*MATERIAL FOR THIS EXERCISE*.
+++

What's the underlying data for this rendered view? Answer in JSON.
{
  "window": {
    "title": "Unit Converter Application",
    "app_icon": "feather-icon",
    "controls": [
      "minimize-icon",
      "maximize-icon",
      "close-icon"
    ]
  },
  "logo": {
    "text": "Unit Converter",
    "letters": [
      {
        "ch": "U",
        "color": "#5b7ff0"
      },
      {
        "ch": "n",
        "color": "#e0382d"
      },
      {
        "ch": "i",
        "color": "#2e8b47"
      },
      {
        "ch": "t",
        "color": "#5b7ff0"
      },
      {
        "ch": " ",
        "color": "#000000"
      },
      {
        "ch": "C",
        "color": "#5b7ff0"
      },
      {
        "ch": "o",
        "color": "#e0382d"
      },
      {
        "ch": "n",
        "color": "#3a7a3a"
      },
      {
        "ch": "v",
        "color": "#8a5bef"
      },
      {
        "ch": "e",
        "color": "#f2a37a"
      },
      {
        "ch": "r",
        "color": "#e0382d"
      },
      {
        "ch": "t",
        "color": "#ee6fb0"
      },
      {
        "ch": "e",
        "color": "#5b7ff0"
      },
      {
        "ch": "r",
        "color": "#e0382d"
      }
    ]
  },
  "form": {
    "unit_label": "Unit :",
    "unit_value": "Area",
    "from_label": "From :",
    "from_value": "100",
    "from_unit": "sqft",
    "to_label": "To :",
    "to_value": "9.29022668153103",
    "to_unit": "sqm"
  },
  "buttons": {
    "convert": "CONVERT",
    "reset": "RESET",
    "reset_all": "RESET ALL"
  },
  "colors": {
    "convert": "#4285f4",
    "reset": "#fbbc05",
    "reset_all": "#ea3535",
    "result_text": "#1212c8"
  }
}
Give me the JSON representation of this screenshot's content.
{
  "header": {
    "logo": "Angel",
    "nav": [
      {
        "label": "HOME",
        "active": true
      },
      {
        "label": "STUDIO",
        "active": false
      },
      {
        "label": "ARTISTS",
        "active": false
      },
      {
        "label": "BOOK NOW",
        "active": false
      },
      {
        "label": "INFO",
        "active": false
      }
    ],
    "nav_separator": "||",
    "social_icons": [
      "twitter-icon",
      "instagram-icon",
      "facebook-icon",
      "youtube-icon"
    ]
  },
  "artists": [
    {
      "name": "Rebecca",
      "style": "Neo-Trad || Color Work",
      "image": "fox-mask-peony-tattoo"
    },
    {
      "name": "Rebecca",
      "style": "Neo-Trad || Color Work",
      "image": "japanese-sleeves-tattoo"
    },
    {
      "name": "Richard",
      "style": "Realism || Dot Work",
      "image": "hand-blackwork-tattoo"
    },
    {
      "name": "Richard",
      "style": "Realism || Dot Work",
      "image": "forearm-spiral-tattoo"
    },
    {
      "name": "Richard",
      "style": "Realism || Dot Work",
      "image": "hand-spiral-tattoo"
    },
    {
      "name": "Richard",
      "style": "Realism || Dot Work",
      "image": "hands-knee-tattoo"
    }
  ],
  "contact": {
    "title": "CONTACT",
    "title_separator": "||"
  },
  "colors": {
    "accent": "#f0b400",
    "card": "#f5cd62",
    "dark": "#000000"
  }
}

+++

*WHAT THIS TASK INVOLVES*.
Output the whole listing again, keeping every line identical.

*WRITTEN RESPONSE*.
What's the underlying data for this rendered view? Answer in JSON.
{
  "window": {
    "title": "Unit Converter Application",
    "app_icon": "feather-icon",
    "controls": [
      "minimize-icon",
      "maximize-icon",
      "close-icon"
    ]
  },
  "logo": {
    "text": "Unit Converter",
    "letters": [
      {
        "ch": "U",
        "color": "#5b7ff0"
      },
      {
        "ch": "n",
        "color": "#e0382d"
      },
      {
        "ch": "i",
        "color": "#2e8b47"
      },
      {
        "ch": "t",
        "color": "#5b7ff0"
      },
      {
        "ch": " ",
        "color": "#000000"
      },
      {
        "ch": "C",
        "color": "#5b7ff0"
      },
      {
        "ch": "o",
        "color": "#e0382d"
      },
      {
        "ch": "n",
        "color": "#3a7a3a"
      },
      {
        "ch": "v",
        "color": "#8a5bef"
      },
      {
        "ch": "e",
        "color": "#f2a37a"
      },
      {
        "ch": "r",
        "color": "#e0382d"
      },
      {
        "ch": "t",
        "color": "#ee6fb0"
      },
      {
        "ch": "e",
        "color": "#5b7ff0"
      },
      {
        "ch": "r",
        "color": "#e0382d"
      }
    ]
  },
  "form": {
    "unit_label": "Unit :",
    "unit_value": "Area",
    "from_label": "From :",
    "from_value": "100",
    "from_unit": "sqft",
    "to_label": "To :",
    "to_value": "9.29022668153103",
    "to_unit": "sqm"
  },
  "buttons": {
    "convert": "CONVERT",
    "reset": "RESET",
    "reset_all": "RESET ALL"
  },
  "colors": {
    "convert": "#4285f4",
    "reset": "#fbbc05",
    "reset_all": "#ea3535",
    "result_text": "#1212c8"
  }
}
Give me the JSON representation of this screenshot's content.
{
  "header": {
    "logo": "Angel",
    "nav": [
      {
        "label": "HOME",
        "active": true
      },
      {
        "label": "STUDIO",
        "active": false
      },
      {
        "label": "ARTISTS",
        "active": false
      },
      {
        "label": "BOOK NOW",
        "active": false
      },
      {
        "label": "INFO",
        "active": false
      }
    ],
    "nav_separator": "||",
    "social_icons": [
      "twitter-icon",
      "instagram-icon",
      "facebook-icon",
      "youtube-icon"
    ]
  },
  "artists": [
    {
      "name": "Rebecca",
      "style": "Neo-Trad || Color Work",
      "image": "fox-mask-peony-tattoo"
    },
    {
      "name": "Rebecca",
      "style": "Neo-Trad || Color Work",
      "image": "japanese-sleeves-tattoo"
    },
    {
      "name": "Richard",
      "style": "Realism || Dot Work",
      "image": "hand-blackwork-tattoo"
    },
    {
      "name": "Richard",
      "style": "Realism || Dot Work",
      "image": "forearm-spiral-tattoo"
    },
    {
      "name": "Richard",
      "style": "Realism || Dot Work",
      "image": "hand-spiral-tattoo"
    },
    {
      "name": "Richard",
      "style": "Realism || Dot Work",
      "image": "hands-knee-tattoo"
    }
  ],
  "contact": {
    "title": "CONTACT",
    "title_separator": "||"
  },
  "colors": {
    "accent": "#f0b400",
    "card": "#f5cd62",
    "dark": "#000000"
  }
}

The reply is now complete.